    Roger: Thanks!

    Lois: Yup. And I believe he got his promotion to PFC too!

    Teach: cousin is thinking that one hitch is enough for him too. Although he still has time to change his mind. He's spent most of his 4 years on 3 tours in Iraq.

    Ann: One does one's best.

    Bee: The best, IMHO!

    Mo: Well, when the irreverant part of me takes hold, I often think of Good Morning Vietnam. "hat does 3 up and 3 down mean to you? End of an inning." Bwahahahahahahaa!

    Ivanhoe: I'm hoping there's nowhere to go but up for my Raiders.

  1. Travis says:

    Charles: I've used existing military rank structure in stories before...not exact copies though. It's a good place to begin.

    Matt: Monday wasn't too shabby. And I have this Friday off! YAY me!

    Sandee: Right back atcha darlin!

    Sherry: It's not for everyone.

    Mike: I've got military service pretty far back in my history too.

    V: I knew most of it, but some of the senior NCO tests were a bit new to me. I enjoyed doing the research.

    Akelamalu: Thank you my dear!

    Sarge: Thanks Sarge!

    Steven: One does one's best!

  1. Hey, nice stripes! :)

  1. Jeff B says:

    You'd have done a hell of a job my friend. I wish you could have put the uniform on.

  1. Linda says:

    Great post, Travis. I can't say that the Marines was ever one of the branches of service that I ever considered as I was raised an Air Force brat and natural progression being what it is - that's where I ended up! I always did think the Marines had better uniforms, though!

  1. Travis says:

    CWM: Some of the best!

    Jeff: Thanks.

    Linda: I won't hold it against ya!

  1. Dana says:

    Now that was fascinating - I had no idea about the ranks and what they meant!

    :snog snog snog:

  1. jennifer says:

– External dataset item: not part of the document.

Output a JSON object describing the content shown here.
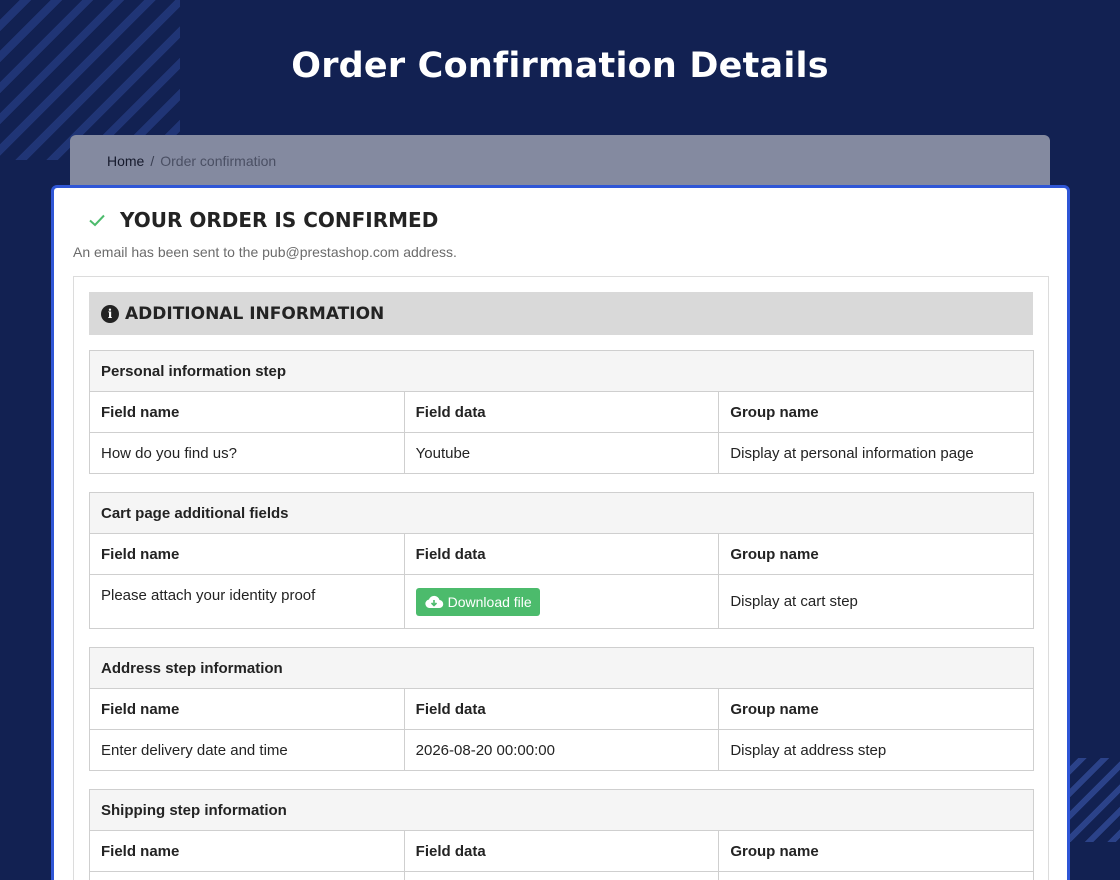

    I have wondered who Matt was when I saw his pic on your side bar. Any details about him would be appreciated. :)

    You are an Honorable person Travis and to use a cliche, Sounds like you have bloomed where you were planted. In this day and time, with the war being so controversial, it is good that there are people like you who want to show such respect for our military. I am with you 100%.

    How brave these men and women are who voluntarily enlist when our country is engaged in war.

    Thank you for YOUR sevice Trav.


  1. Dixie says:

    Have I told you lately that I love you?

    Excellent post my dear friend... I'll be posting some pics of my vacation soon. In the meantime, thank you so very, very much for honoring my son.